“I find it profoundly shocking that older people with mental health problems are still not treated equally. NDTi has done a considerable amount of work over the years with older people to support them in getting their voices heard and take a lead in tackling age discrimination and stigma. But our research demonstrates there is still a long way to go. We are calling on policy makers, health & care leaders and practitioners to acknowledge this problem so we can work together to tackle it.”

Even without the impacts of age discrimination in mental health services and the low profile of older people with mental health problems, the complex structures and systems surrounding mental health services can create a barrier to good mental health for many older people. In practice, assessment and commissioning for older people with mental health problems falls between different roles and responsibilities in the NHS and Local Authorities. Organisations tend to respond either to someone’s age or their mental health problem, but rarely both their age and their mental health needs.

Older people and depression – the facts

Evidence shows that mental health problems in later life are not a natural consequence of ageing. But the causes of depression among older people are complicated. There is a strong relationship between physical and mental health among this age group. Addressing social isolation among older people is not enough. They need access to the full range of treatments for depression and physical health problems.

  • 16% of people aged 60 and over, and 21% of people aged 80 and over have depression.
  • Rates of depression may be even higher in sheltered accommodation - a study found 24% of people living in sheltered accommodation had depression.
  • More than 2% of people aged 65 or over report having had suicidal thoughts in the past year.
  • 71% of men aged 65 and over who report their health as very bad are depressed compared to just 6% of those who report their health as very good.
  • 45% of women 65 and over with a limiting longstanding illness are depressed compared to 13% without .
  • 23% of those aged 52 and above who have a mobility impairment are depressed compared to 7% of those who are more mobile.
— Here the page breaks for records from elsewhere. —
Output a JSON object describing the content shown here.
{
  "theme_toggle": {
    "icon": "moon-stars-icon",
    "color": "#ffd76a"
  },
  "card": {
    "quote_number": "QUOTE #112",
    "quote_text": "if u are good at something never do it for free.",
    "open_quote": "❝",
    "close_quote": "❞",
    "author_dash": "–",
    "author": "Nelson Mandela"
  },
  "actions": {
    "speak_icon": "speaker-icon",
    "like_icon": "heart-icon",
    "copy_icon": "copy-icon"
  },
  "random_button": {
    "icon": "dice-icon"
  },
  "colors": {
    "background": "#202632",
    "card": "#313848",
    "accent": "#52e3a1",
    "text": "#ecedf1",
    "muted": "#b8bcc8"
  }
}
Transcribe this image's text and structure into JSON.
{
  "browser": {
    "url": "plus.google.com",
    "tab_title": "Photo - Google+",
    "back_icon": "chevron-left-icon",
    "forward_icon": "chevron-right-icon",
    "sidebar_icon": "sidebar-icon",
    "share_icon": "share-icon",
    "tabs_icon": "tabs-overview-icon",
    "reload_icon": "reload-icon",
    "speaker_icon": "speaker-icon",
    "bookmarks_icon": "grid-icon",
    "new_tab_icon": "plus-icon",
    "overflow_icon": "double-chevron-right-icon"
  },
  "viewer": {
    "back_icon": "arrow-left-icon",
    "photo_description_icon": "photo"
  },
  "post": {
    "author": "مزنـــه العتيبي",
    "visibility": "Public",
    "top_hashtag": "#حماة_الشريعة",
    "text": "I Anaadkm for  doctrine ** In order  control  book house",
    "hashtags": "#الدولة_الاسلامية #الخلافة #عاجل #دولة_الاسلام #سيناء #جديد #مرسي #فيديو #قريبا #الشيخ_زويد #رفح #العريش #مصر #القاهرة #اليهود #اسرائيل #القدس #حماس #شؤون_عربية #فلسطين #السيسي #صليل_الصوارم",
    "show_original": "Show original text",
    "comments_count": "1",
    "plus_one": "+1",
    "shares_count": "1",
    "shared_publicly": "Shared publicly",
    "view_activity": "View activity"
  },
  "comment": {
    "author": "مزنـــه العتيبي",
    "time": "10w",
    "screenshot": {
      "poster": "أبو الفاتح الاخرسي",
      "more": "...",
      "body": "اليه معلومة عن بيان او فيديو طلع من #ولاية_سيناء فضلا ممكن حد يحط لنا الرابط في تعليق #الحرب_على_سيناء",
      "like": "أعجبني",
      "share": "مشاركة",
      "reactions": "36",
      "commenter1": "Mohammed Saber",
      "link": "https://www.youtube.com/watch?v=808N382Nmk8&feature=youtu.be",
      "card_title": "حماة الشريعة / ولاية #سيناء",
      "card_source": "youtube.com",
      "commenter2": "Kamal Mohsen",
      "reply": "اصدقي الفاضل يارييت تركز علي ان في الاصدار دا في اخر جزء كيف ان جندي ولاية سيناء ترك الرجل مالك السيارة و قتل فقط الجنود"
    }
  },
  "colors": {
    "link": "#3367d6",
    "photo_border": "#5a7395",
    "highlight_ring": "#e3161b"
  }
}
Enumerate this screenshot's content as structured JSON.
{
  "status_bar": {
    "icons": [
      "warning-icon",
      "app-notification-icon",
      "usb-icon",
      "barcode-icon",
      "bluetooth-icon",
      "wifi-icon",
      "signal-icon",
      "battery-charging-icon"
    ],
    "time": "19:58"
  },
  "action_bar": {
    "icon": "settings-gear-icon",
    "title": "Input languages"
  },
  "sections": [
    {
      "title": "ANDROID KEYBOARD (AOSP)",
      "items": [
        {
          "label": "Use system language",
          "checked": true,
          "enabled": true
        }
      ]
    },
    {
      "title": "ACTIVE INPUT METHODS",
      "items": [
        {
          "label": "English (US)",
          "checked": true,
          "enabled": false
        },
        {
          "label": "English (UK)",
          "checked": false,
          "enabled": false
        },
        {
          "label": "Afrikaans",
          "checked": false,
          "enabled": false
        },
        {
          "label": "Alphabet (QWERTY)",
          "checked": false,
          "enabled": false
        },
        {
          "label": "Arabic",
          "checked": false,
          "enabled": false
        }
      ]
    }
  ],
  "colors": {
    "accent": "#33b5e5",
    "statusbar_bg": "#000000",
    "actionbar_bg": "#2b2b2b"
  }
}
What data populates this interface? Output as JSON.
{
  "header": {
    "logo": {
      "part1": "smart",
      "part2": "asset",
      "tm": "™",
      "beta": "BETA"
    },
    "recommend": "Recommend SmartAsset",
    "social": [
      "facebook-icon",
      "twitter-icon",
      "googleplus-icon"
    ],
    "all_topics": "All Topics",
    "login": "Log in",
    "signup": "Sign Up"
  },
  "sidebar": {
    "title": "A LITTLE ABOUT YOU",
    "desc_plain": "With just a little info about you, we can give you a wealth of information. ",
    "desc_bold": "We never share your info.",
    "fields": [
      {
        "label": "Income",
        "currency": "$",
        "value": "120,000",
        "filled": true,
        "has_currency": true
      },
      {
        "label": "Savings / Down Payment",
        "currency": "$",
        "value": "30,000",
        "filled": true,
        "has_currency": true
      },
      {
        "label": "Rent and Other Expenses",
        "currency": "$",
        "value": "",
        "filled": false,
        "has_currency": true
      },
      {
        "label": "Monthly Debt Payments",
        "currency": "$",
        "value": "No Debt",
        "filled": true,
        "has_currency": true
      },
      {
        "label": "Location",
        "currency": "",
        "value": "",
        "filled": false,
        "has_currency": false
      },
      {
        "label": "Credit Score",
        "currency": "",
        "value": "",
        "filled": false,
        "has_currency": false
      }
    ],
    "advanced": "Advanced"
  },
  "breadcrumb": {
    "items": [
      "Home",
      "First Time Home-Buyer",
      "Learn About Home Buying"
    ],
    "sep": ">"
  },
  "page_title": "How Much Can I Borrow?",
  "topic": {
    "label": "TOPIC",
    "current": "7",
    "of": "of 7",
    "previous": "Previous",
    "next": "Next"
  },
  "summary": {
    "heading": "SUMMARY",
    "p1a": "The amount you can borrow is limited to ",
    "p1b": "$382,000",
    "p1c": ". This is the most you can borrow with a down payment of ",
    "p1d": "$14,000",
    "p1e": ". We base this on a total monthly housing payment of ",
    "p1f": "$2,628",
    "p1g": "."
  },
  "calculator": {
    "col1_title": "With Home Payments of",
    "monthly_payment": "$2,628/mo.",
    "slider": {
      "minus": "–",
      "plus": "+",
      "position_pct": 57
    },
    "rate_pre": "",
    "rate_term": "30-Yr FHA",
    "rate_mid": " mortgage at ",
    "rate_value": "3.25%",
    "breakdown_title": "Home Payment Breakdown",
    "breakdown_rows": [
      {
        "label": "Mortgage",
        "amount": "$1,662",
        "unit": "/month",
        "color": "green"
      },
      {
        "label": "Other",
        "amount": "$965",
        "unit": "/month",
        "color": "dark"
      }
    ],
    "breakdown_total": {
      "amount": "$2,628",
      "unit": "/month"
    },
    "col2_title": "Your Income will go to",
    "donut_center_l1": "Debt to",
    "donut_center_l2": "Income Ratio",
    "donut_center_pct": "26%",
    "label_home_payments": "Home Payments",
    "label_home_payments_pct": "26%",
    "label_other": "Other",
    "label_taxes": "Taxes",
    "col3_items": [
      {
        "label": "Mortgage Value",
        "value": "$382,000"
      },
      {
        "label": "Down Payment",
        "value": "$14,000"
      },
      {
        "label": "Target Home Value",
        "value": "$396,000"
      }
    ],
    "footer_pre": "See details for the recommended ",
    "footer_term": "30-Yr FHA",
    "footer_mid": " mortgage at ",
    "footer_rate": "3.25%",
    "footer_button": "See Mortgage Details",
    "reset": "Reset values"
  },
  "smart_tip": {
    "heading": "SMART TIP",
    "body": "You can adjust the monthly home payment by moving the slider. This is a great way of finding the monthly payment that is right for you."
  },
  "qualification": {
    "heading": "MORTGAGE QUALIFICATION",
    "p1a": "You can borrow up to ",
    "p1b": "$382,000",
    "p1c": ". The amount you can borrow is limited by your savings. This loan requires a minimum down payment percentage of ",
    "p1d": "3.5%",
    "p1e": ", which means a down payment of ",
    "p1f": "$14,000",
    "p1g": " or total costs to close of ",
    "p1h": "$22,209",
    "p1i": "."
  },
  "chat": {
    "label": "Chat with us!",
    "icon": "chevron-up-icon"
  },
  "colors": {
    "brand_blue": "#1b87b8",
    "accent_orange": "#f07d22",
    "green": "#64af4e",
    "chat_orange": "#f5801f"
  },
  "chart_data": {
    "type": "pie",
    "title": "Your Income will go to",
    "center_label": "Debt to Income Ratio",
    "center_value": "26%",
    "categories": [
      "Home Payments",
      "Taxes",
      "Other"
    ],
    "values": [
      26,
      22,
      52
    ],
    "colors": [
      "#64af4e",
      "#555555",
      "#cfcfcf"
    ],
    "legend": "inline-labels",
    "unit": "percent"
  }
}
As a result of its ongoing work in this area NDTi has identified three priorities for change to give older people access to better mental health.

  • Tackle the ‘double stigma’ of mental health and ageism.
  • Develop a shared vision and agenda for change for better mental health in later life.
  • Equal access to a range of services, treatments and interventions.

NDTi is organising an invitation-only round table on 2 December bringing together older people, policy makers and providers to develop a shared vision and agenda for change in mental health in later life. Anyone interested in being involved should contact [email protected]

Further details are available in the full paper, which can be downloaded from the link on the right, along with notes of the round table held on 2 December 2015.